- [INSTRUCTIONS TO FOLLOW]: Copy the entries exactly. Leave out any pictures.

- [Dataset items]:
BEGIN

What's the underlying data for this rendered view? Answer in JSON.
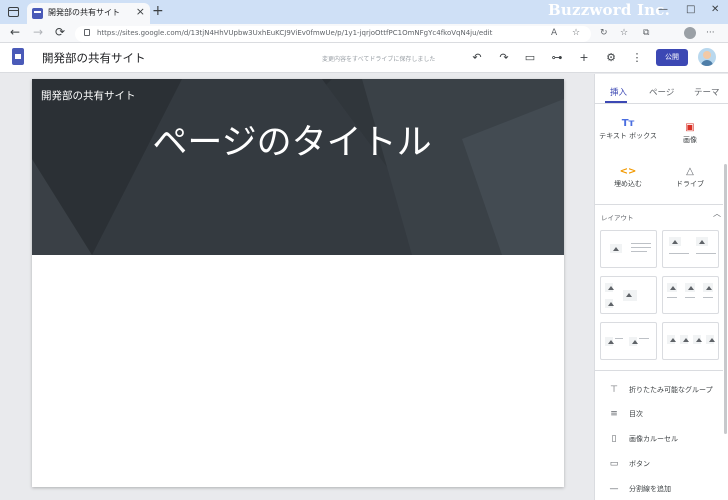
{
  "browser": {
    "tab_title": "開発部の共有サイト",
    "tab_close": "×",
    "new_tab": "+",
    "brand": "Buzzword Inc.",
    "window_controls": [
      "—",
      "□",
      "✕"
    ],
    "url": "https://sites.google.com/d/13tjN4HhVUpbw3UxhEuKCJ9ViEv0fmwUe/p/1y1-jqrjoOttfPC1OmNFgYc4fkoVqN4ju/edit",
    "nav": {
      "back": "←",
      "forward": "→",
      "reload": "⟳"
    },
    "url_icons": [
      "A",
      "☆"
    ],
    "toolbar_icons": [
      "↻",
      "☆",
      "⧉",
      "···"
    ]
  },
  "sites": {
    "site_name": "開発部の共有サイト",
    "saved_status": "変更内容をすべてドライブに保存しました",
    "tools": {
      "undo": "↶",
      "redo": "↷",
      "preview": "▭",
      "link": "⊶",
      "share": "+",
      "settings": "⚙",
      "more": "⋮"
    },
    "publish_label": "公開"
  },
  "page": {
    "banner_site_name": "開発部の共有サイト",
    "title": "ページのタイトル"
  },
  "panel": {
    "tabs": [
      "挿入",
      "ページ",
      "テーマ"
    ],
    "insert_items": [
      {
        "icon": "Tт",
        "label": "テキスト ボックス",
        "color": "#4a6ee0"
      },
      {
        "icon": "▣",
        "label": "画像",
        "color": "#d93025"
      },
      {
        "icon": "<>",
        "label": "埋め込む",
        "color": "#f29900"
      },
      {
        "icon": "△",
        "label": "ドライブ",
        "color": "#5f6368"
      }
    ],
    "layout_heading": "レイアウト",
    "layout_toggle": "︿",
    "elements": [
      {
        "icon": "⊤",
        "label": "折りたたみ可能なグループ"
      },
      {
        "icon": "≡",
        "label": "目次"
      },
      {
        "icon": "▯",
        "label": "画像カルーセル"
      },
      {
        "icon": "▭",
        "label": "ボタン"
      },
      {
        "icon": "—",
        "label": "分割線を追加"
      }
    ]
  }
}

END

- [FINISHED EXERCISE]:
What's the underlying data for this rendered view? Answer in JSON.
{
  "browser": {
    "tab_title": "開発部の共有サイト",
    "tab_close": "×",
    "new_tab": "+",
    "brand": "Buzzword Inc.",
    "window_controls": [
      "—",
      "□",
      "✕"
    ],
    "url": "https://sites.google.com/d/13tjN4HhVUpbw3UxhEuKCJ9ViEv0fmwUe/p/1y1-jqrjoOttfPC1OmNFgYc4fkoVqN4ju/edit",
    "nav": {
      "back": "←",
      "forward": "→",
      "reload": "⟳"
    },
    "url_icons": [
      "A",
      "☆"
    ],
    "toolbar_icons": [
      "↻",
      "☆",
      "⧉",
      "···"
    ]
  },
  "sites": {
    "site_name": "開発部の共有サイト",
    "saved_status": "変更内容をすべてドライブに保存しました",
    "tools": {
      "undo": "↶",
      "redo": "↷",
      "preview": "▭",
      "link": "⊶",
      "share": "+",
      "settings": "⚙",
      "more": "⋮"
    },
    "publish_label": "公開"
  },
  "page": {
    "banner_site_name": "開発部の共有サイト",
    "title": "ページのタイトル"
  },
  "panel": {
    "tabs": [
      "挿入",
      "ページ",
      "テーマ"
    ],
    "insert_items": [
      {
        "icon": "Tт",
        "label": "テキスト ボックス",
        "color": "#4a6ee0"
      },
      {
        "icon": "▣",
        "label": "画像",
        "color": "#d93025"
      },
      {
        "icon": "<>",
        "label": "埋め込む",
        "color": "#f29900"
      },
      {
        "icon": "△",
        "label": "ドライブ",
        "color": "#5f6368"
      }
    ],
    "layout_heading": "レイアウト",
    "layout_toggle": "︿",
    "elements": [
      {
        "icon": "⊤",
        "label": "折りたたみ可能なグループ"
      },
      {
        "icon": "≡",
        "label": "目次"
      },
      {
        "icon": "▯",
        "label": "画像カルーセル"
      },
      {
        "icon": "▭",
        "label": "ボタン"
      },
      {
        "icon": "—",
        "label": "分割線を追加"
      }
    ]
  }
}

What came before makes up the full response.